Citation: Gorlova S, Ichiba T, Nishimaru H, Takamura Y, Matsumoto J, Hori E, Nagashima Y, Tatsuse T, Ono T and Nishijo H (2019) Non-restorative Sleep Caused by Autonomic and Electroencephalography Parameter Dysfunction Leads to Subjective Fatigue at Wake Time in Shift Workers. Front. Neurol. 10:66. doi: 10.3389/fneur.2019.00066

Received: 15 September 2018; Accepted: 17 January 2019;
Published: 05 February 2019.

Edited by:

Ahmed S. BaHammam, King Saud University, Saudi Arabia

Reviewed by:

Liborio Parrino, University of Parma, Italy
Hruda N. Mallick, All India Institute of Medical Sciences, India
Kamalesh K. Gulia, Sree Chitra Tirunal Institute for Medical Sciences and Technology (SCTIMST), India

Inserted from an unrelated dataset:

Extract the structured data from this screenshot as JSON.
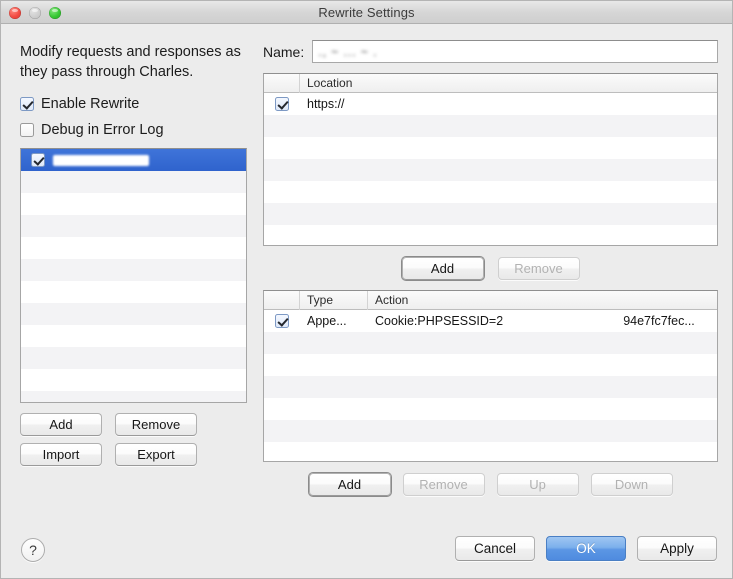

Copyright © 2019 Gorlova, Ichiba, Nishimaru, Takamura, Matsumoto, Hori, Nagashima, Tatsuse, Ono and Nishijo. This is an open-access article distributed under the terms of the Creative Commons Attribution License (CC BY). The use, distribution or reproduction in other forums is permitted, provided the original author(s) and the copyright owner(s) are credited and that the original publication in this journal is cited, in accordance with accepted academic practice. No use, distribution or reproduction is permitted which does not comply with these terms.

*Correspondence: Hisao Nishijo, nishijo@med.u-toyama.ac.jp